## [Task to carry out]
Take every line in the entries that includes the word "value" and copy it.
☆ ☆ ☆
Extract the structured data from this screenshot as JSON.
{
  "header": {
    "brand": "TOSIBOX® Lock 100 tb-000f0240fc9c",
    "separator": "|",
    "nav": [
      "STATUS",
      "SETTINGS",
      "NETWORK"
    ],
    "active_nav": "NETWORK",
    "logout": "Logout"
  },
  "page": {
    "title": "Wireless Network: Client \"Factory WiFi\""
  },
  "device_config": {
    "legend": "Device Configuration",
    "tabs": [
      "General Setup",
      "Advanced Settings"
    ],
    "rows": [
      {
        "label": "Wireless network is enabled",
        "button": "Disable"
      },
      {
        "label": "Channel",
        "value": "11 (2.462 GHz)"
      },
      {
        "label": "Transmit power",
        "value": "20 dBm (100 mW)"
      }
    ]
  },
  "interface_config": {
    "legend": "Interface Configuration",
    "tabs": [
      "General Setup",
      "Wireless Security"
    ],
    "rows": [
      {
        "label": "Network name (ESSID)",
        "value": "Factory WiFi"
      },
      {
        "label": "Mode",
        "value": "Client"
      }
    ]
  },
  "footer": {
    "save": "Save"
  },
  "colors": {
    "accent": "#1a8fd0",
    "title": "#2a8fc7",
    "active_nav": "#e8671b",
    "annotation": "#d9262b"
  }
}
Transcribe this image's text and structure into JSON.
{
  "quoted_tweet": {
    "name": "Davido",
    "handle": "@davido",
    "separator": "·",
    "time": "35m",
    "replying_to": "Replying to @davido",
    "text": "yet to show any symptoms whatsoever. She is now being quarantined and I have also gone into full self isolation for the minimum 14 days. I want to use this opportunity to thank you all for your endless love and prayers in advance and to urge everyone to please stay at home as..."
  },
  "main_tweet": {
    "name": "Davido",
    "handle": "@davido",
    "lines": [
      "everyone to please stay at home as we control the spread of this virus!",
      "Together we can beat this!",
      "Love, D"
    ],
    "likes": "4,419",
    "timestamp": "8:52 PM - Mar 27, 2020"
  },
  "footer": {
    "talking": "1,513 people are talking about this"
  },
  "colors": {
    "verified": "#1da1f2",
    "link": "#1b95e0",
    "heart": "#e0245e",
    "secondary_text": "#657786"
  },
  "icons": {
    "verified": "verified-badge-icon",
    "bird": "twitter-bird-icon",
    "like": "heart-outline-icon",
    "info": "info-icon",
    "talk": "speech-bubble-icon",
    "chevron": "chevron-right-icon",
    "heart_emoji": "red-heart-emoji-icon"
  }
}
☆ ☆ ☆
## [Result of the task]
        "value": "11 (2.462 GHz)"
        "value": "20 dBm (100 mW)"
        "value": "Factory WiFi"
        "value": "Client"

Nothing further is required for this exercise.